March 26, 2023
Ithaca, NY | 42°F


Protest for Living Wage at Ithaca McDonald’s

Cornell University students and activists from the Tompkins County Workers’ Center were told to leave the McDonald’s located on Triphammer Road after holding a “flash mob” Dec. 5 to protest low worker wages.

The local “flash mob” was held in support of fast-food strikes, all held Dec. 5, at more than 100 locations nationwide. Student members of the Cornell Organization for Labor Action called for the minimum employee wage to be raised to a “living wage” of at least $15 per hour. Activists also want the right to form a union without fear of retaliation.

McDonald’s averaged $2.5 million in sales per store in 2012, according to Forbes.

Milton Webb, who attended the event as a member of the TCWC, said everyone deserves a living wage.

“I don’t care where you’re at, what you’re doing, who you’re working for: You need to live,” Webb said.

The event was organized by Olha Homonchuk, a junior at Cornell, who said it was important to take a stand.

“We did not do a crazy strike or anything,” Homonchuk said. “We just wanted to show our support — show that we care.”

After the flash mob event, participants exited the restaurant and gathered on the sidewalk outside the establishment. They were soon met by officers from the Tompkins County Sheriff’s Department and the Cayuga Heights Police Department. The officers ordered everyone off McDonald’s property, threatening arrest to at least one middle-aged woman who had not directly participated in the flash mob.

The county sheriff’s department was unavailable for comment. McDonald’s did, however, release a statement on its website.

“McDonald’s and our owner-operators are committed to providing our employees with opportunities to succeed,” the company said. “We offer employees advancement opportunities, competitive pay and benefits. And we invest in training and professional development that helps them learn practical and transferable business skills.”

Homonchuk said student protesters were not allowed to distribute information folders to workers behind the counter.

“The workers were scared to even look at us because the manager was there,” Homonchuk said.

Webb, who makes $9.25 an hour working at the Tompkins County Recycling and Solid Waste Center, said he was not intimidated when the restaurant manager called police.

“There’s a lot of people that try and stop us from doing what we’re doing,” Webb said. “But you can’t stop this movement. This is about living.”

A recent study by the University of California, Berkeley found that more than half of all fast-food workers rely on public assistance programs like Medicaid or food stamps.

Keanu Meschach, a member of COLA, said workers depend on these jobs to help pay tuition and rent.
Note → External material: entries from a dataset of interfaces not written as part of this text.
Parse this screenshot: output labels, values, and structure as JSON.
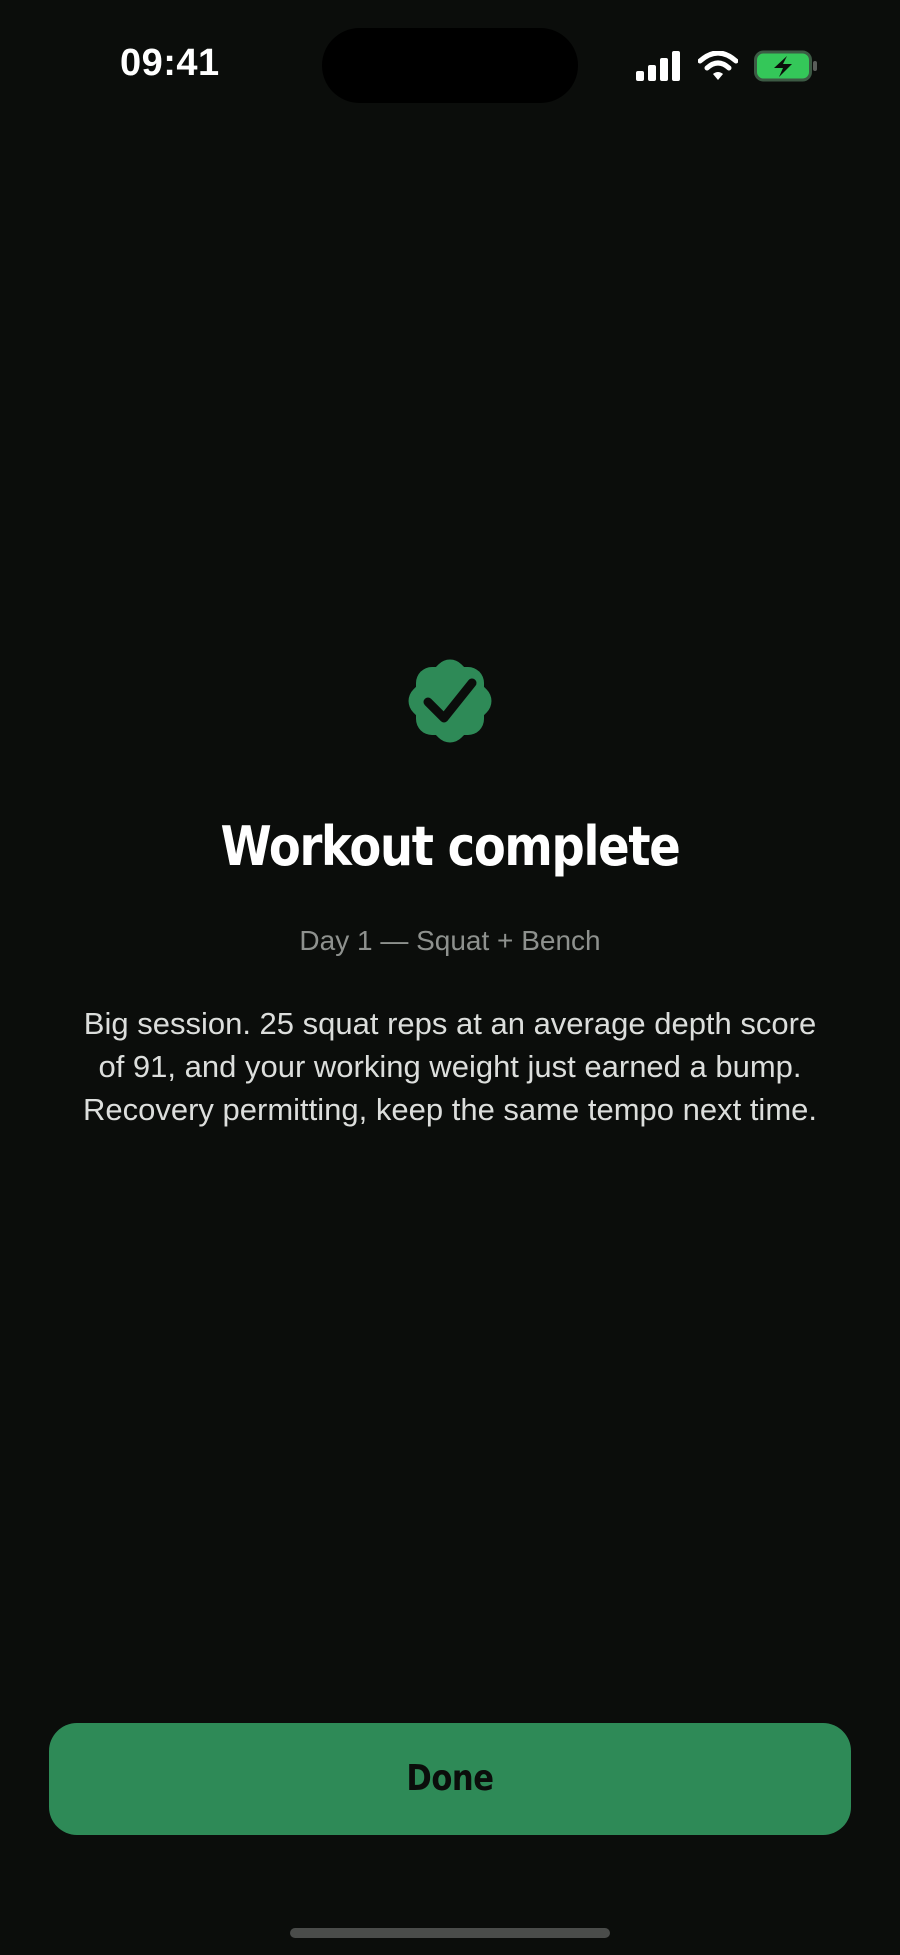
{
  "status_bar": {
    "time": "09:41",
    "icons": [
      "cellular-signal-icon",
      "wifi-icon",
      "battery-charging-icon"
    ]
  },
  "colors": {
    "background": "#0b0d0b",
    "accent": "#2e8a57",
    "battery": "#34c759"
  },
  "completion": {
    "badge_icon": "verified-check-badge-icon",
    "title": "Workout complete",
    "subtitle": "Day 1 — Squat + Bench",
    "message": "Big session. 25 squat reps at an average depth score of 91, and your working weight just earned a bump. Recovery permitting, keep the same tempo next time."
  },
  "actions": {
    "done_label": "Done"
  }
}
“$7.25 just isn’t enough to get by for students, so it’s definitely not enough for our co-workers who have families to support,” said Meschach.

Only about 13 percent of fast-food workers receive health benefits from their employers, compared to 59 percent of the private sector as a whole, the study found.

“The inequality in this country is going through the roof,” Homonchuk said. “The 1 percent is making so much more money than the workers here.”

Stanley McPherson, who attended the protest, said corporations have a responsibility to pay their employees competitive wages.

“All of these fast-food joints — these are million, billion dollar industries, and they don’t want to pay a living wage,” McPherson said. “It’s outrageous.”

McDonald’s said in its statement that all of its restaurants are committed to their employees.

“We also respect the right to voice an opinion,” the company said. “To right-size the headlines, however, the events taking place are not strikes. Outside groups are traveling to McDonald’s and other outlets to stage rallies. Our restaurants remain open today — and every day — thanks to our dedicated employees serving our customers.”

 Cornell students participated in a similar protest at a McDonald’s in Philadelphia earlier this fall. They said that event motivated them to gather Thursday night.

 “This inspires workers to stand up for themselves,” Homonchuk said.